• [TASK DIRECTIONS]: One number is the full answer: how many lines in the records contain the word "JSON"?

• [INFORMATION]:
☆ ☆ ☆ ☆ ☆

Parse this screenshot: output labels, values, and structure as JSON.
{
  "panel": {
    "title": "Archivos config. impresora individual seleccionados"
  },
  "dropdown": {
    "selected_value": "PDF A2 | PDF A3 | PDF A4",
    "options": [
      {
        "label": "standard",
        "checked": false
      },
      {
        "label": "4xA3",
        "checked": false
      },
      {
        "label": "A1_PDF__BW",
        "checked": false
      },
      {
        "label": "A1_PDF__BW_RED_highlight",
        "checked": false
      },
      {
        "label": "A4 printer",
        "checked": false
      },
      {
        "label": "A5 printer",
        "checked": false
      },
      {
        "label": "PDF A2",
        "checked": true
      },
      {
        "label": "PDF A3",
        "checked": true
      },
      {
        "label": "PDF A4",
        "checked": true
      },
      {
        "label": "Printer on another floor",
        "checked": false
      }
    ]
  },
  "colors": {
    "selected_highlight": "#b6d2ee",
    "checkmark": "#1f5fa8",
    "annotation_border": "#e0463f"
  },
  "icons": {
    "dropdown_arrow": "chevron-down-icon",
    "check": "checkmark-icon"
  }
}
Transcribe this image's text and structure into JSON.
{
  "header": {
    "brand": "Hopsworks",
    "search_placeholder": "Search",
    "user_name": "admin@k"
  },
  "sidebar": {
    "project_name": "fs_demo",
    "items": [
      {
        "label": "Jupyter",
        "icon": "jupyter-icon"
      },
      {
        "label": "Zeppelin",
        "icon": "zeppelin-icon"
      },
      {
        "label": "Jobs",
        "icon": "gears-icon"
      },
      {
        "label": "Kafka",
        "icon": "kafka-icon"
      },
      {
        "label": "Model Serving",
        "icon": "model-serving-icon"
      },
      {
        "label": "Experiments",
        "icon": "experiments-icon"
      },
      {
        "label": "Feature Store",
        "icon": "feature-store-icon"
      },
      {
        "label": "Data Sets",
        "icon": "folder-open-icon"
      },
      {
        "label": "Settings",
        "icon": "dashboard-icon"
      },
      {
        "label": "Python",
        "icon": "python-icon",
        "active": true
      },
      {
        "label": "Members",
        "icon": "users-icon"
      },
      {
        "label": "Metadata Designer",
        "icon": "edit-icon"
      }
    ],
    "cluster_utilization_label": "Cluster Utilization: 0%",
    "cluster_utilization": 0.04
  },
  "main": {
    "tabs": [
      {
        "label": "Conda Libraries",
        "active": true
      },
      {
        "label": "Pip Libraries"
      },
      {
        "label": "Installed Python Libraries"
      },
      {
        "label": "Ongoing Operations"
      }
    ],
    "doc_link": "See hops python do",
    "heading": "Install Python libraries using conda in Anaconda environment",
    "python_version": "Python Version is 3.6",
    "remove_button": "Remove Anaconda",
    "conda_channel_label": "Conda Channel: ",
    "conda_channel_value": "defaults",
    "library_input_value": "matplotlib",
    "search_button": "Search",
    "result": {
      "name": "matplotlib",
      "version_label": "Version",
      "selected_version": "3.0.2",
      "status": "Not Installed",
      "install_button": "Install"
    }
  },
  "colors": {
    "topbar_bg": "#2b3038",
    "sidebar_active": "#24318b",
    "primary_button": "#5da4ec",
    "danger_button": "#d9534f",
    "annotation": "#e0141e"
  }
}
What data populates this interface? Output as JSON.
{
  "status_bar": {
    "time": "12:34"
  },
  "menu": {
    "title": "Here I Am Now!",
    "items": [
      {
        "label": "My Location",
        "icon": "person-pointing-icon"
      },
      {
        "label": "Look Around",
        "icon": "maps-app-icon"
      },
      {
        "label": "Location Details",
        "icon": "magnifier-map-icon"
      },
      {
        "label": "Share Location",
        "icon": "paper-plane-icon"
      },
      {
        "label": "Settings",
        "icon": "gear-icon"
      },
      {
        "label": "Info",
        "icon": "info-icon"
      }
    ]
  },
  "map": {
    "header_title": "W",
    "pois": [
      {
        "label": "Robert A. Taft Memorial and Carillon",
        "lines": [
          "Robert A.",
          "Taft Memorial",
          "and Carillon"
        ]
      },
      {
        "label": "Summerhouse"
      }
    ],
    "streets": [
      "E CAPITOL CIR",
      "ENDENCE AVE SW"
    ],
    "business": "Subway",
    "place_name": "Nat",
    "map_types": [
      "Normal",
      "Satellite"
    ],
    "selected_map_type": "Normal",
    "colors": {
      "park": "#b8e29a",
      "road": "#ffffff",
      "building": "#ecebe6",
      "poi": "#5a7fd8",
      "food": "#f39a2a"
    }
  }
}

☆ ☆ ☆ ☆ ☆

• [EXERCISE RESULT]: 3